Language barriers are known to negatively affect patient satisfaction.
To determine whether a course of instruction in medical Spanish for pediatric emergency department (ED) physicians is associated with an increase in satisfaction for Spanish-speaking-only families.
Design, Setting, Participants, and Intervention
Nine pediatric ED physicians completed a 10-week medical Spanish course. Mock clinical scenarios and testing were used to establish an improvement in each physician's ability to communicate with Spanish-speaking-only families. Before (preintervention period) and after (postintervention period) the course, Spanish-speaking-only families cared for by these physicians completed satisfaction questionnaires.
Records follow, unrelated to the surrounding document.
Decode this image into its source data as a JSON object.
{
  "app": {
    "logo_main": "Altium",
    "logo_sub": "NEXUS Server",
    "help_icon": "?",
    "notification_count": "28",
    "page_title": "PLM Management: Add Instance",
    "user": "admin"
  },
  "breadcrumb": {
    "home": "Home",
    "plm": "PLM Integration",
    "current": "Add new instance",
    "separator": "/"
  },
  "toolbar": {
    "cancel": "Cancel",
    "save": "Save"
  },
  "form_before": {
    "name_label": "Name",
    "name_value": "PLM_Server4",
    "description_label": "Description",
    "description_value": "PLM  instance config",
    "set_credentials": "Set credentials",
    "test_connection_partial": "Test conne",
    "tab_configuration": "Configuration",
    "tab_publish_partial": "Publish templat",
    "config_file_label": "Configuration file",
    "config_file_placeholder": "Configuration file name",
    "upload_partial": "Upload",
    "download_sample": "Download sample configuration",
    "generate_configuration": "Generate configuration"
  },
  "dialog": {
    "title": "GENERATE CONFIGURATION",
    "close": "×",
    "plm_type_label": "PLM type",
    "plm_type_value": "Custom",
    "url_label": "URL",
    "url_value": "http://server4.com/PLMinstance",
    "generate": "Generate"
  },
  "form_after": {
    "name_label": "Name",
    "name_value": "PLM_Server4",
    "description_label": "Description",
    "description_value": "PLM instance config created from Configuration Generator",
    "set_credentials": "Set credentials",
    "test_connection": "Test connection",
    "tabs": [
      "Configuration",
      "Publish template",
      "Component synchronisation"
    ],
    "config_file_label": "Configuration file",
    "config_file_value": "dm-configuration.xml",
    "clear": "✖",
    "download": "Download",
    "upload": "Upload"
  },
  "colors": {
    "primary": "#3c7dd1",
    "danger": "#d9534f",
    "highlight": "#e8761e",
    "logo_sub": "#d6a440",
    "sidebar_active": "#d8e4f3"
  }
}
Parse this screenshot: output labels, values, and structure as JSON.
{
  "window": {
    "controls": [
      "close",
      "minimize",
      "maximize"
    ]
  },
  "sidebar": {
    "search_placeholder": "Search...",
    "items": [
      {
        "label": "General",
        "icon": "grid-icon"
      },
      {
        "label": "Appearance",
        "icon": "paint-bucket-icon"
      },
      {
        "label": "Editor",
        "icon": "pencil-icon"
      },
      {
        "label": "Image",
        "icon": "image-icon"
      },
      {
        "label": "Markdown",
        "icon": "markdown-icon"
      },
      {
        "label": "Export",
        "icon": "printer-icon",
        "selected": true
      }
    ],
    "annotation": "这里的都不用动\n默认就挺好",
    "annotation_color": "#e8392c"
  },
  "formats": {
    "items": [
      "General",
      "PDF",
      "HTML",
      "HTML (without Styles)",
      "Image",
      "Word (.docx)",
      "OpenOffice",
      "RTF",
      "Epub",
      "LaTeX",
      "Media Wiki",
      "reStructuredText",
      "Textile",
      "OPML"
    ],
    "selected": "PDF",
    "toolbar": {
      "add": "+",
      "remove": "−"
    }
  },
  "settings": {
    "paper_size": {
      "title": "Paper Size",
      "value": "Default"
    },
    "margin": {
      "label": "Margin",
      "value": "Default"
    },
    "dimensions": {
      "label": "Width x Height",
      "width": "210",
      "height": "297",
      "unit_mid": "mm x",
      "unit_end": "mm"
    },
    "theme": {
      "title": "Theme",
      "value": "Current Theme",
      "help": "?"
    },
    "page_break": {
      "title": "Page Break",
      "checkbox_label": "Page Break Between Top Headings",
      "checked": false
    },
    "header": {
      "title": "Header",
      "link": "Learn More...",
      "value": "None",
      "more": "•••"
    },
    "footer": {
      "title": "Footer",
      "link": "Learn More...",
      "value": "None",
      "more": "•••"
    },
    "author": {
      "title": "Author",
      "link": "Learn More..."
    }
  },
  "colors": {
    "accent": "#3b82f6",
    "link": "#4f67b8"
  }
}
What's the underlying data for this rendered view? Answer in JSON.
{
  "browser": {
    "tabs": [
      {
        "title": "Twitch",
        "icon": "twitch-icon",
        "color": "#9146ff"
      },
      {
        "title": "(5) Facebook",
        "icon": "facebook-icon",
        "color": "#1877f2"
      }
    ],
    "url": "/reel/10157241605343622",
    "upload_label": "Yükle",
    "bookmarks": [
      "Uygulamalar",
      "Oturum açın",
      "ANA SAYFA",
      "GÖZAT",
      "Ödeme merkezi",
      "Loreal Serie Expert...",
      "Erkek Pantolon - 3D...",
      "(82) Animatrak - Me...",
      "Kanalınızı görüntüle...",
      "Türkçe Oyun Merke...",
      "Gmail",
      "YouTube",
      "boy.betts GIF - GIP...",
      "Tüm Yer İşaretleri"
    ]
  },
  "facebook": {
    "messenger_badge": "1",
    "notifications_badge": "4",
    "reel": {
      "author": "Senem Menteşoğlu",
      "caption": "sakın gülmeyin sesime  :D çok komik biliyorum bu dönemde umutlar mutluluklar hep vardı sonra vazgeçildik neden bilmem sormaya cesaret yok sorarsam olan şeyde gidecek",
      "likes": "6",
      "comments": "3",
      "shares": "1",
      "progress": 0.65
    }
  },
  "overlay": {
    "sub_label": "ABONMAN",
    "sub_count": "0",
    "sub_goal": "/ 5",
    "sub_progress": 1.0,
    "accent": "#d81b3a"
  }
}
Professional interpreters were equally available during both the preintervention and postintervention periods.
Main Outcome Measures
Responses to patient family satisfaction questionnaires.
A total of 143 Spanish-speaking-only families completed satisfaction questionnaires. Preintervention (n = 85) and postintervention (n = 58) cohorts did not differ significantly in age, vital signs, length of ED visit, discharge diagnosis, or self-reported English proficiency. Physicians used a professional interpreter less often in the postintervention period (odds ratio [OR], 0.34; 95% confidence interval [CI], 0.16-0.71). Postintervention families were significantly more likely to strongly agree that "the physician was concerned about my child" (OR, 2.1; 95% CI, 1.0-4.2), "made me feel comfortable" (OR, 2.6; 95% CI, 1.1-4.4), "was respectful" (OR, 3.0; 95% CI, 1.4-6.5), and "listened to what I said" (OR, 2.9; 95% CI, 1.4-5.9).
A 10-week medical Spanish course for pediatric ED physicians was associated with decreased interpreter use and increased family satisfaction.